NASHVILLE, Tenn. (BP)–To mark the 75th anniversary of the Cooperative Program — Southern Baptists’ key channel of financial support for cooperative ministry — a $750 million goal is envisioned in state and national CP receipts and in gifts to the Lottie Moon Christmas Offering for international missions, the Annie Armstrong Easter Offering for North American missions and all state missions offerings for the year 2000-2001.
Morris H. Chapman, president and chief executive officer of the Southern Baptist Convention Executive Committee, noted, “To date, representatives from every state convention and every Southern Baptist entity have indicated initial interest in participating in the project.”
In his report during the initial session of the Executive Committee’s Sept. 21-22 meeting in Nashville, Tenn., Chapman said, “We are praying for this celebration and promotion to inspire confidence in cooperation among Southern Baptist churches, state conventions and SBC entities while receiving gifts that will help build the mightiest missionary army ever known to mankind.
“We are praying it will be a year of sacrificial giving as well as thanksgiving to God for the great things he has done,” Chapman said, calling the $750-million mark “a reachable goal.”
Concerning the current year’s CP giving, Chapman reported, “God’s people have done it again. For the fifth consecutive year Southern Baptists have given more through the Cooperative Program than any time in history. SBC Cooperative Program receipts to date have reached $155,571,000. Already we have exceeded last year’s gifts of approximately $155 million. Our office projects that Cooperative Program receipts will reach no less than $159 million by the end of this month, which is $11 million above this year’s CP Allocation Budget of $148 million.”
The SBC’s CP supports the work of 10 SBC agencies: the International and North American mission boards, encompassing more than 10,000 missionaries; the Ethics & Religious Liberty Commission; and six seminaries.
While “historic giving through the Cooperative Program is mighty good news,” Chapman said, “I have the greatest news of all.

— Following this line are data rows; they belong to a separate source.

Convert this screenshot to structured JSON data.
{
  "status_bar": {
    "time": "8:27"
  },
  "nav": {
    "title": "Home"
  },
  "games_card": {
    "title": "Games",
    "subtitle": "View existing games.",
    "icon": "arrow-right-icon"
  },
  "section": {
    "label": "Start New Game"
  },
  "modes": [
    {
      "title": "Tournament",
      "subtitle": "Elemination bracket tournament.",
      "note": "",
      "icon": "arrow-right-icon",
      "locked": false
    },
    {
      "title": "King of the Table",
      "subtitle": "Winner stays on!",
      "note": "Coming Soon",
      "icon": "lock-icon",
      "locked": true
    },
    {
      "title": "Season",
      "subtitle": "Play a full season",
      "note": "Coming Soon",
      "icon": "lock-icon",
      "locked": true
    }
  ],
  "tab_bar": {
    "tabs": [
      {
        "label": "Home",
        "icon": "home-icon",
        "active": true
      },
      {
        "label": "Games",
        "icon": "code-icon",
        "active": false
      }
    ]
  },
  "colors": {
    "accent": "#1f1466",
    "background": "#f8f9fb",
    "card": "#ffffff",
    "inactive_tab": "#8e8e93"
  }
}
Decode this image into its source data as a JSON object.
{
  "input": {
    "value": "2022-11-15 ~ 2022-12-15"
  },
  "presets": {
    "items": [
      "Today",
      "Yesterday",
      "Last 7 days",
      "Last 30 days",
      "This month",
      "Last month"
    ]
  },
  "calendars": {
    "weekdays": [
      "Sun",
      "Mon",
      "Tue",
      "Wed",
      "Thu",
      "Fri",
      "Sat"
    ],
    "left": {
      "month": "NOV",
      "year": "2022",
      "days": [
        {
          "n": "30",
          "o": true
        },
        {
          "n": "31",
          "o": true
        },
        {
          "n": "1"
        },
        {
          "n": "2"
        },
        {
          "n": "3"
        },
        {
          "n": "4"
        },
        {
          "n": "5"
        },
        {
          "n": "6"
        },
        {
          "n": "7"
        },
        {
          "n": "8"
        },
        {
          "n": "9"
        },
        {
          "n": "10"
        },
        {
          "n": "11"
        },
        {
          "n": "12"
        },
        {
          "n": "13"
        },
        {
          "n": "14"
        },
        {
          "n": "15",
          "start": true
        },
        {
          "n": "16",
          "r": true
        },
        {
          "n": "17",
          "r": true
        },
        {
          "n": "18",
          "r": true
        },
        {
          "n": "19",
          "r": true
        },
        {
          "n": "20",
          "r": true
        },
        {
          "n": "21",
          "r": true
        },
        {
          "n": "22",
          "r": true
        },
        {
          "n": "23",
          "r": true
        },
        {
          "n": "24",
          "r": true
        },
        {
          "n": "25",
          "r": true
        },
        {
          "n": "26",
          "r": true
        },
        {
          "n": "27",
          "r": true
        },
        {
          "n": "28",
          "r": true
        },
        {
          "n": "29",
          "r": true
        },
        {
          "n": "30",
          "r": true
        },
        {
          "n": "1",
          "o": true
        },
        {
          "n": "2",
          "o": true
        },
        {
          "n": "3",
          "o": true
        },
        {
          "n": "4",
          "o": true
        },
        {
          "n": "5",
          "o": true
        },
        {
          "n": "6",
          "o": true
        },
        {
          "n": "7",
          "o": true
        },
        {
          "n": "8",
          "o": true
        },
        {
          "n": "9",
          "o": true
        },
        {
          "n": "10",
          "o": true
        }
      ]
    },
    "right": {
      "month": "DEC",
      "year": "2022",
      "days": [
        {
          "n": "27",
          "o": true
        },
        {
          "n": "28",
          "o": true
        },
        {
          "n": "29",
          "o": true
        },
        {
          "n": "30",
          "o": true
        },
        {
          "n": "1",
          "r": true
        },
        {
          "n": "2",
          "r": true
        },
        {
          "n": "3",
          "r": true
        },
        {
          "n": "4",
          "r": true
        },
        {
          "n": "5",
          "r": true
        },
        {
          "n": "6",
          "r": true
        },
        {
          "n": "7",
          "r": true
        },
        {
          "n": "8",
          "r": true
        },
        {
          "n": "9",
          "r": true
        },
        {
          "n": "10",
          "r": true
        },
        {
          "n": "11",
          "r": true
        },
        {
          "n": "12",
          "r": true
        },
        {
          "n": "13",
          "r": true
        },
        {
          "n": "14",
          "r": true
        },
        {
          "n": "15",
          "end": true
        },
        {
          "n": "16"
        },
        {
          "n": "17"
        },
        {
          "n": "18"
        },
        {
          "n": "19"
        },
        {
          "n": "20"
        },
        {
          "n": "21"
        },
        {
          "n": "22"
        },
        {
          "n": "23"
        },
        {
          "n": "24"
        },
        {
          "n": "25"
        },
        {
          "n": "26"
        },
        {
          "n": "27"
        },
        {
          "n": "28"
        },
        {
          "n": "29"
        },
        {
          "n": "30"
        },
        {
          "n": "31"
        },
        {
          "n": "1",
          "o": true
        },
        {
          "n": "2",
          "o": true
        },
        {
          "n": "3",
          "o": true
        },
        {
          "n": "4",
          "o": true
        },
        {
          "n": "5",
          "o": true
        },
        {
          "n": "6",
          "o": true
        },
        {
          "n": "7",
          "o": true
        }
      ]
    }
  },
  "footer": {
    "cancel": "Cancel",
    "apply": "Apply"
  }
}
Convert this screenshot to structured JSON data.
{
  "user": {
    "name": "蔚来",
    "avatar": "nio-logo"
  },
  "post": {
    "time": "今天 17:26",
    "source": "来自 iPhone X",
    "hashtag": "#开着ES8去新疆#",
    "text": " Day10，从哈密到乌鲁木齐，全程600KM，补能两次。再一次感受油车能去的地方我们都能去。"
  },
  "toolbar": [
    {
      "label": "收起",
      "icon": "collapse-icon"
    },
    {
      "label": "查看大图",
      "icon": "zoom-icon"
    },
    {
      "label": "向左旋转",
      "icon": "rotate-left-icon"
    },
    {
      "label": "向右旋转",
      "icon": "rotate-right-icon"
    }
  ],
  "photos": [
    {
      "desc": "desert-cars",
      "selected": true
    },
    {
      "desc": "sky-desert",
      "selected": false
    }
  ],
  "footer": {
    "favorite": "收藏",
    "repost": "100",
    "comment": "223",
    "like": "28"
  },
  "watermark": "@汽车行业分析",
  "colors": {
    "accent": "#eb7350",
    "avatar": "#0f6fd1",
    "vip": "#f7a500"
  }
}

Jesus died for us and all who shall call upon his name.
“We must focus on him, ‘looking unto Jesus, the Author and Finisher of our faith,’” Chapman said, quoting Scripture. “Missions and evangelism must not only continue to be our priorities; they must be the very fiber of which we are woven. … We must possess a sense of desperation for the lost and a passion to see souls saved.”
Concerning upcoming SBC budget decisions, Chapman said, “Once again in February we shall make hard decisions with regard to CP budget allocations. Now, not then, is the time to begin praying. Each entity needs more. As critical as each request is, unless God sends a mighty spiritual awakening, we will be unable to meet every need through the Cooperative Program. But what we can do is seek the mind and heart of God, undergird with prayer each of our entities, commend the heads of the entities and their staffs for the vision they have cast and the work they have accomplished.”
And, Chapman urged, Baptists must “pray that God will provide for our entities in ways heretofore unimagined in our minds.”